The G20 fails to reach an agreement on cutting fossil fuels
Today, Saturday, the Group of Twenty meeting in India ended without reaching a consensus regarding phasing out the use of fossil fuels, after objections from some producing countries.
Scientists and activists have been angered by the delay in international organizations taking action to curb global warming, even as extreme weather conditions around the world highlight the climate crisis.
G20 energy officials were due to issue a joint statement at the end of their four-day meeting in Bambolim, a town in India’s coastal state of Goa.
But the joint statement was not issued due to disagreements on a number of issues, including the desire to triple renewable energy production capacity by 2030.
The meeting also failed to reach consensus on urging developed countries to achieve the goal of jointly mobilizing $100 billion annually for climate action in developing economies from 2020 to 2025, and to characterize the war in Ukraine.
Two sources familiar with the matter said that the use of fossil fuels was a focus of discussions that lasted throughout the day, but that officials did not reach a consensus on reducing its continuous use without interruption.
Indian Energy Minister Raj Kumar Singh said – in a press conference after the meetings ended – that some countries want to use carbon capture processes instead of phasing out fossil fuels, without mentioning the names of these countries.
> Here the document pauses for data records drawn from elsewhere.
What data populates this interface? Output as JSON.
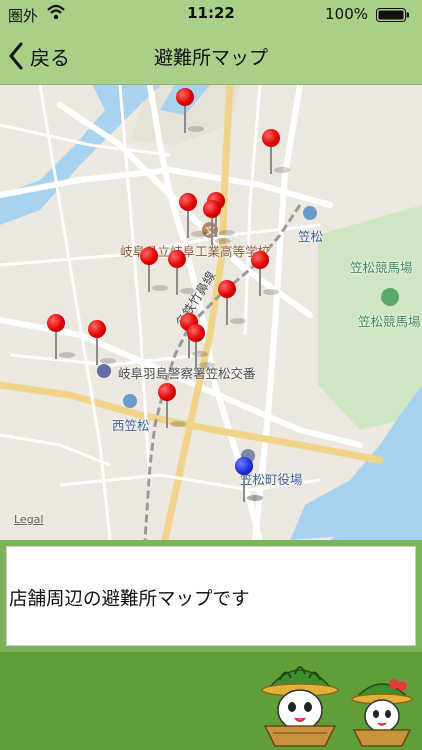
{
  "status": {
    "carrier": "圏外",
    "time": "11:22",
    "battery": "100%"
  },
  "nav": {
    "back_label": "戻る",
    "title": "避難所マップ"
  },
  "map": {
    "labels": {
      "school": "岐阜県立岐阜工業高等学校",
      "rail": "名鉄竹鼻線",
      "kasamatsu_station": "笠松",
      "racecourse_area": "笠松競馬場",
      "racecourse": "笠松競馬場",
      "police": "岐阜羽島警察署笠松交番",
      "nishi_kasamatsu": "西笠松",
      "town_hall": "笠松町役場",
      "legal": "Legal"
    },
    "pins": [
      {
        "color": "red"
      },
      {
        "color": "red"
      },
      {
        "color": "red"
      },
      {
        "color": "red"
      },
      {
        "color": "red"
      },
      {
        "color": "red"
      },
      {
        "color": "red"
      },
      {
        "color": "red"
      },
      {
        "color": "red"
      },
      {
        "color": "red"
      },
      {
        "color": "red"
      },
      {
        "color": "red"
      },
      {
        "color": "red"
      },
      {
        "color": "red"
      },
      {
        "color": "red"
      },
      {
        "color": "blue"
      }
    ]
  },
  "info": {
    "text": "店舗周辺の避難所マップです"
  },
  "colors": {
    "bar": "#a9cf88",
    "footer": "#5f9e38",
    "water": "#a8d3f0",
    "park": "#cfe6c4"
  }
}
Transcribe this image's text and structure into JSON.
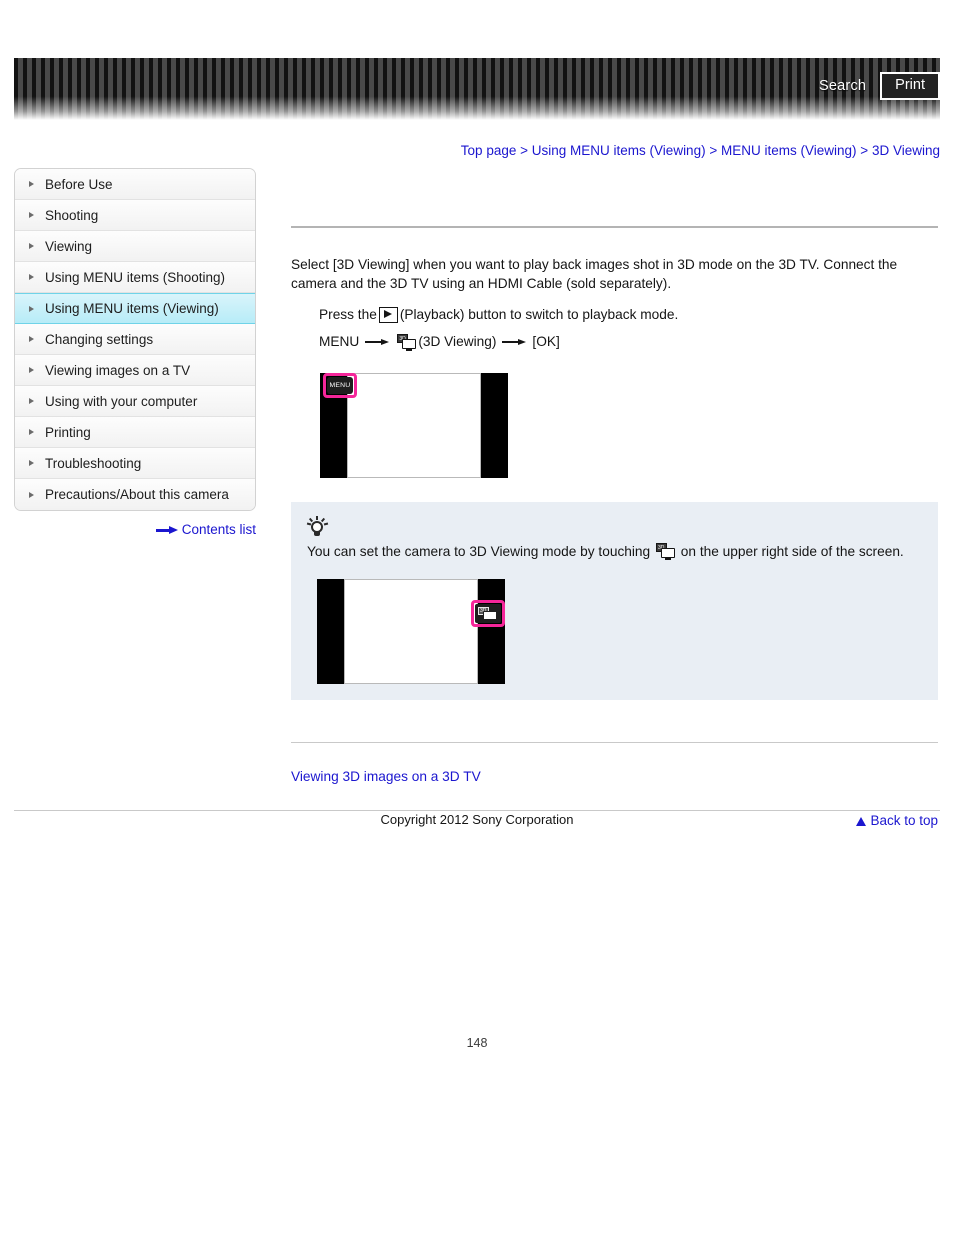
{
  "header": {
    "search_label": "Search",
    "print_label": "Print"
  },
  "breadcrumb": {
    "items": [
      {
        "label": "Top page"
      },
      {
        "label": "Using MENU items (Viewing)"
      },
      {
        "label": "MENU items (Viewing)"
      },
      {
        "label": "3D Viewing"
      }
    ],
    "separator": ">"
  },
  "sidebar": {
    "items": [
      {
        "label": "Before Use",
        "active": false
      },
      {
        "label": "Shooting",
        "active": false
      },
      {
        "label": "Viewing",
        "active": false
      },
      {
        "label": "Using MENU items (Shooting)",
        "active": false
      },
      {
        "label": "Using MENU items (Viewing)",
        "active": true
      },
      {
        "label": "Changing settings",
        "active": false
      },
      {
        "label": "Viewing images on a TV",
        "active": false
      },
      {
        "label": "Using with your computer",
        "active": false
      },
      {
        "label": "Printing",
        "active": false
      },
      {
        "label": "Troubleshooting",
        "active": false
      },
      {
        "label": "Precautions/About this camera",
        "active": false
      }
    ],
    "contents_list_label": "Contents list"
  },
  "main": {
    "intro": "Select [3D Viewing] when you want to play back images shot in 3D mode on the 3D TV. Connect the camera and the 3D TV using an HDMI Cable (sold separately).",
    "step1_before": "Press the",
    "step1_after": "(Playback) button to switch to playback mode.",
    "step2_menu": "MENU",
    "step2_item": "(3D Viewing)",
    "step2_ok": "[OK]",
    "illustration1": {
      "menu_chip_label": "MENU"
    },
    "tip": {
      "text_before": "You can set the camera to 3D Viewing mode by touching",
      "text_after": "on the upper right side of the screen.",
      "icon_3d_label": "3D"
    },
    "related_link": "Viewing 3D images on a 3D TV",
    "back_to_top": "Back to top"
  },
  "footer": {
    "copyright": "Copyright 2012 Sony Corporation",
    "page_number": "148"
  }
}
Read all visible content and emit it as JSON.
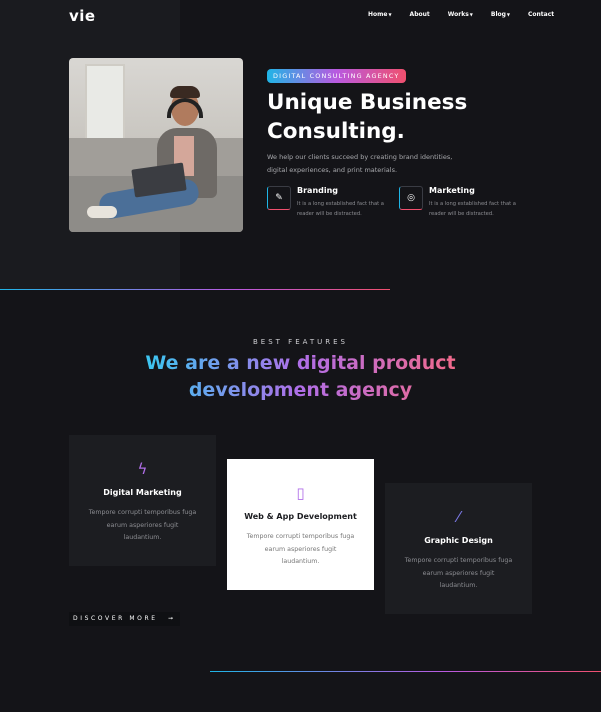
{
  "header": {
    "logo": "vie",
    "nav": [
      {
        "label": "Home",
        "dropdown": true
      },
      {
        "label": "About",
        "dropdown": false
      },
      {
        "label": "Works",
        "dropdown": true
      },
      {
        "label": "Blog",
        "dropdown": true
      },
      {
        "label": "Contact",
        "dropdown": false
      }
    ]
  },
  "hero": {
    "badge": "DIGITAL CONSULTING AGENCY",
    "title": "Unique Business Consulting.",
    "description": "We help our clients succeed by creating brand identities, digital experiences, and print materials.",
    "features": [
      {
        "title": "Branding",
        "text": "It is a long established fact that a reader will be distracted.",
        "icon": "brush-icon"
      },
      {
        "title": "Marketing",
        "text": "It is a long established fact that a reader will be distracted.",
        "icon": "target-icon"
      }
    ]
  },
  "features_section": {
    "kicker": "BEST FEATURES",
    "headline_line1": "We are a new digital product",
    "headline_line2": "development agency",
    "cards": [
      {
        "title": "Digital Marketing",
        "text": "Tempore corrupti temporibus fuga earum asperiores fugit laudantium.",
        "icon": "lightning-icon"
      },
      {
        "title": "Web & App Development",
        "text": "Tempore corrupti temporibus fuga earum asperiores fugit laudantium.",
        "icon": "mobile-icon"
      },
      {
        "title": "Graphic Design",
        "text": "Tempore corrupti temporibus fuga earum asperiores fugit laudantium.",
        "icon": "magic-wand-icon"
      }
    ],
    "cta": "DISCOVER MORE",
    "cta_arrow": "➞"
  },
  "colors": {
    "background": "#141418",
    "panel": "#1a1b1f",
    "card": "#1c1d21",
    "accent_blue": "#1fb5e6",
    "accent_purple": "#b95ae0",
    "accent_pink": "#f0506e"
  }
}
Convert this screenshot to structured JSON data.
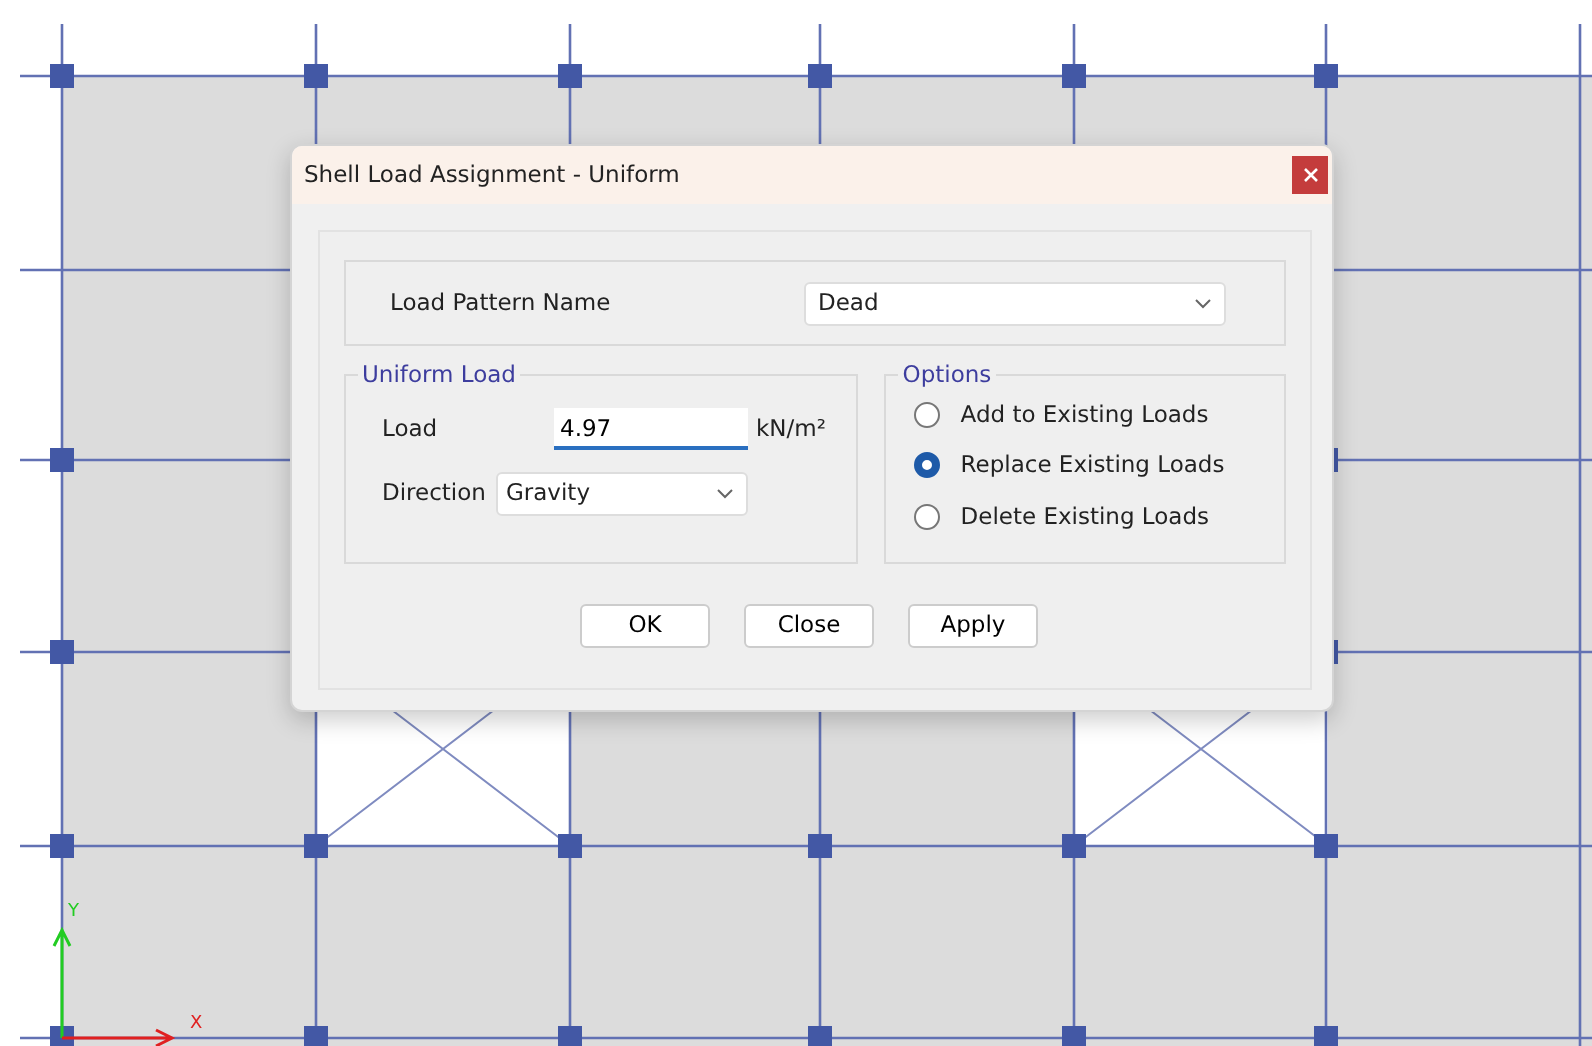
{
  "window": {
    "title": "Shell Load Assignment - Uniform"
  },
  "load_pattern": {
    "label": "Load Pattern Name",
    "value": "Dead"
  },
  "uniform_load": {
    "title": "Uniform Load",
    "load_label": "Load",
    "load_value": "4.97",
    "unit": "kN/m²",
    "direction_label": "Direction",
    "direction_value": "Gravity"
  },
  "options": {
    "title": "Options",
    "items": [
      {
        "label": "Add to Existing Loads",
        "selected": false
      },
      {
        "label": "Replace Existing Loads",
        "selected": true
      },
      {
        "label": "Delete Existing Loads",
        "selected": false
      }
    ]
  },
  "buttons": [
    "OK",
    "Close",
    "Apply"
  ],
  "axes": {
    "y_label": "Y",
    "x_label": "X"
  }
}
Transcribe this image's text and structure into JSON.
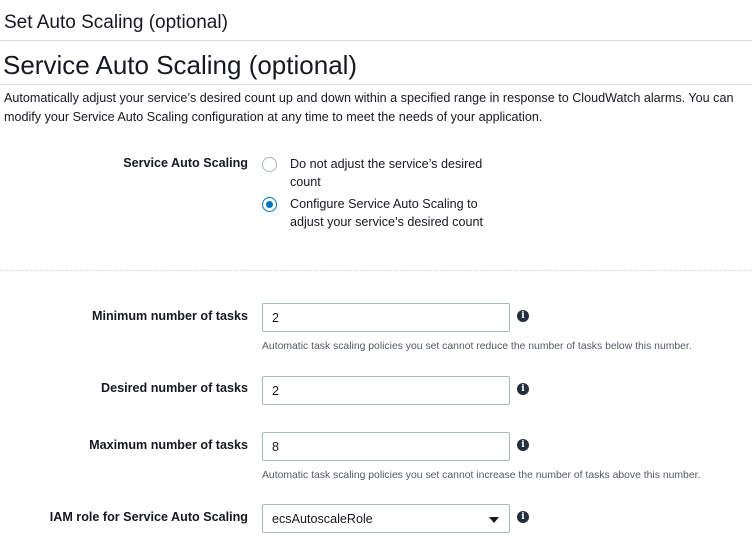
{
  "page": {
    "heading": "Set Auto Scaling (optional)"
  },
  "section": {
    "title": "Service Auto Scaling (optional)",
    "description": "Automatically adjust your service’s desired count up and down within a specified range in response to CloudWatch alarms. You can modify your Service Auto Scaling configuration at any time to meet the needs of your application."
  },
  "service_auto_scaling": {
    "label": "Service Auto Scaling",
    "options": [
      {
        "label": "Do not adjust the service’s desired count",
        "selected": false
      },
      {
        "label": "Configure Service Auto Scaling to adjust your service’s desired count",
        "selected": true
      }
    ]
  },
  "fields": {
    "minimum": {
      "label": "Minimum number of tasks",
      "value": "2",
      "hint": "Automatic task scaling policies you set cannot reduce the number of tasks below this number."
    },
    "desired": {
      "label": "Desired number of tasks",
      "value": "2"
    },
    "maximum": {
      "label": "Maximum number of tasks",
      "value": "8",
      "hint": "Automatic task scaling policies you set cannot increase the number of tasks above this number."
    },
    "iam_role": {
      "label": "IAM role for Service Auto Scaling",
      "selected": "ecsAutoscaleRole"
    }
  },
  "icons": {
    "info": "info-icon",
    "radio": "radio-button",
    "dropdown": "caret-down-icon"
  },
  "colors": {
    "accent": "#0073bb",
    "text": "#16191f",
    "hint": "#545b64",
    "border": "#aab7b8",
    "divider": "#d5dbdb"
  }
}
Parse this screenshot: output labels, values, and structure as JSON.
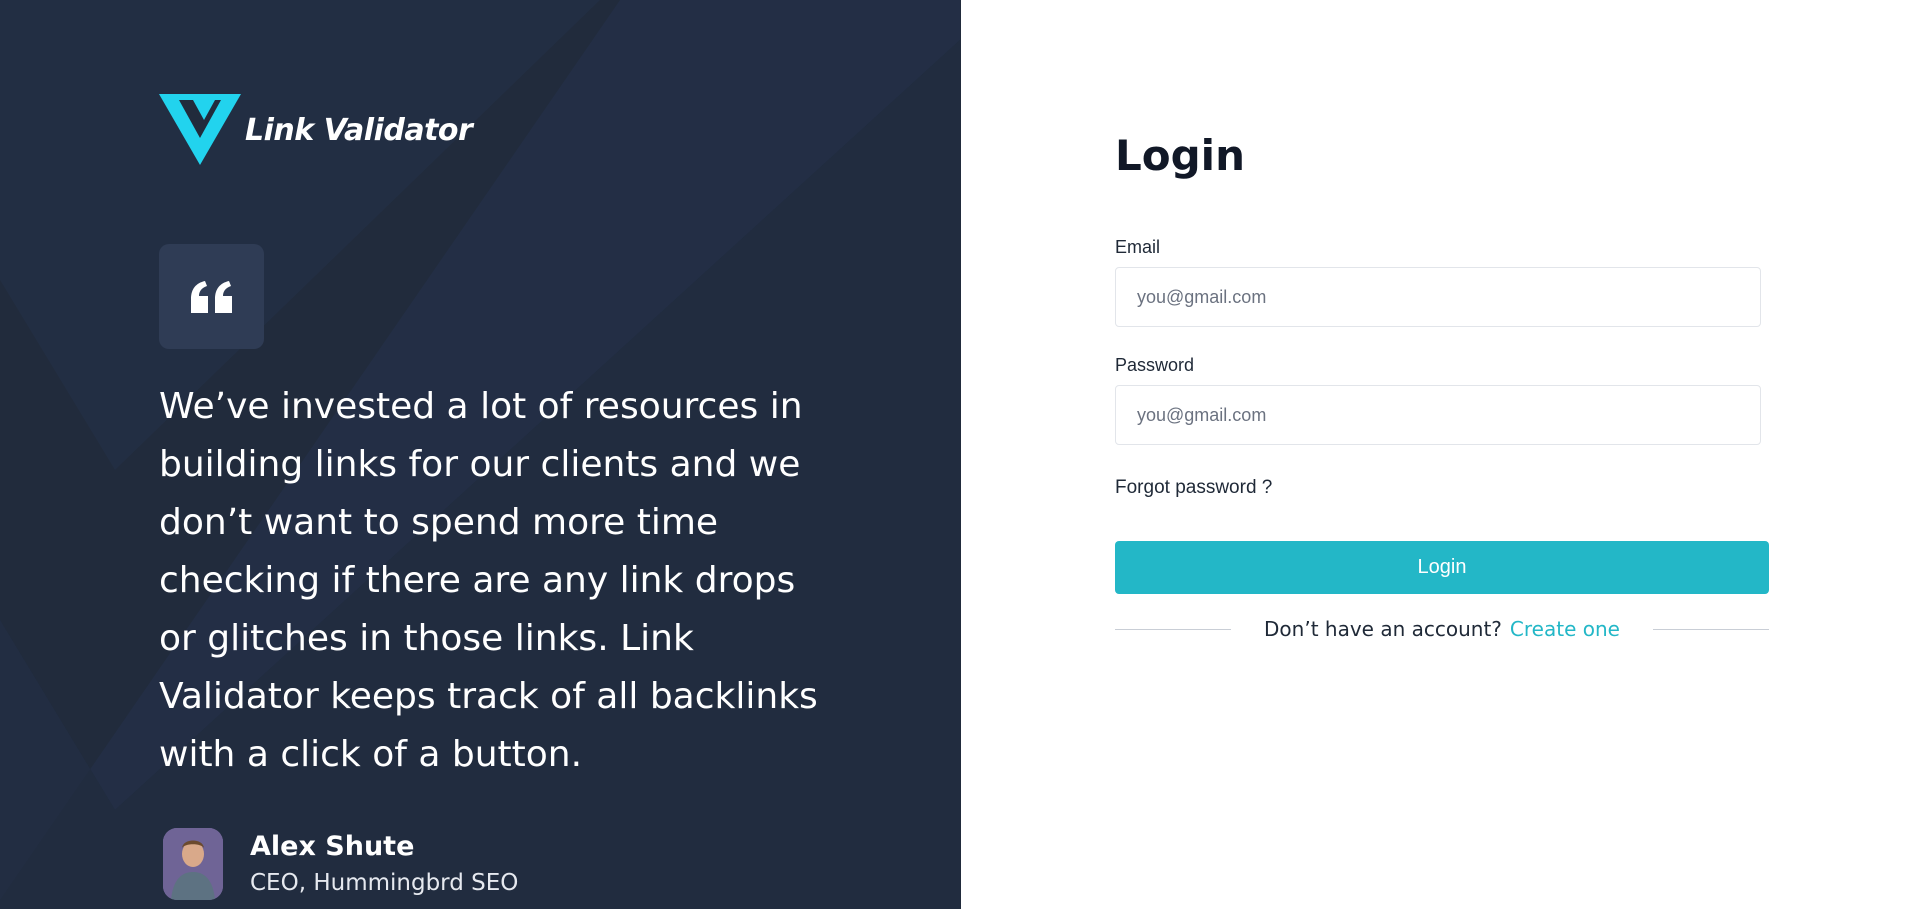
{
  "brand": {
    "name": "Link Validator",
    "logo_icon": "v-logo-icon",
    "logo_color": "#22d3ee"
  },
  "testimonial": {
    "quote_icon": "quote-icon",
    "quote": "We’ve invested a lot of resources in building links for our clients and we don’t want to spend more time checking if there are any link drops or glitches in those links. Link Validator keeps track of all backlinks with a click of a button.",
    "author_name": "Alex Shute",
    "author_role": "CEO, Hummingbrd SEO"
  },
  "login": {
    "title": "Login",
    "email_label": "Email",
    "email_placeholder": "you@gmail.com",
    "password_label": "Password",
    "password_placeholder": "you@gmail.com",
    "forgot_label": "Forgot password ?",
    "submit_label": "Login",
    "no_account_text": "Don’t have an account?",
    "create_link_label": "Create one"
  },
  "colors": {
    "left_panel_bg": "#212b3c",
    "accent": "#23b7c7",
    "quote_box_bg": "#2f3c55"
  }
}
The major fossil fuel producers, Saudi Arabia, Russia, China, South Africa and Indonesia, are known to oppose the goal of tripling renewable energy capacity in this decade.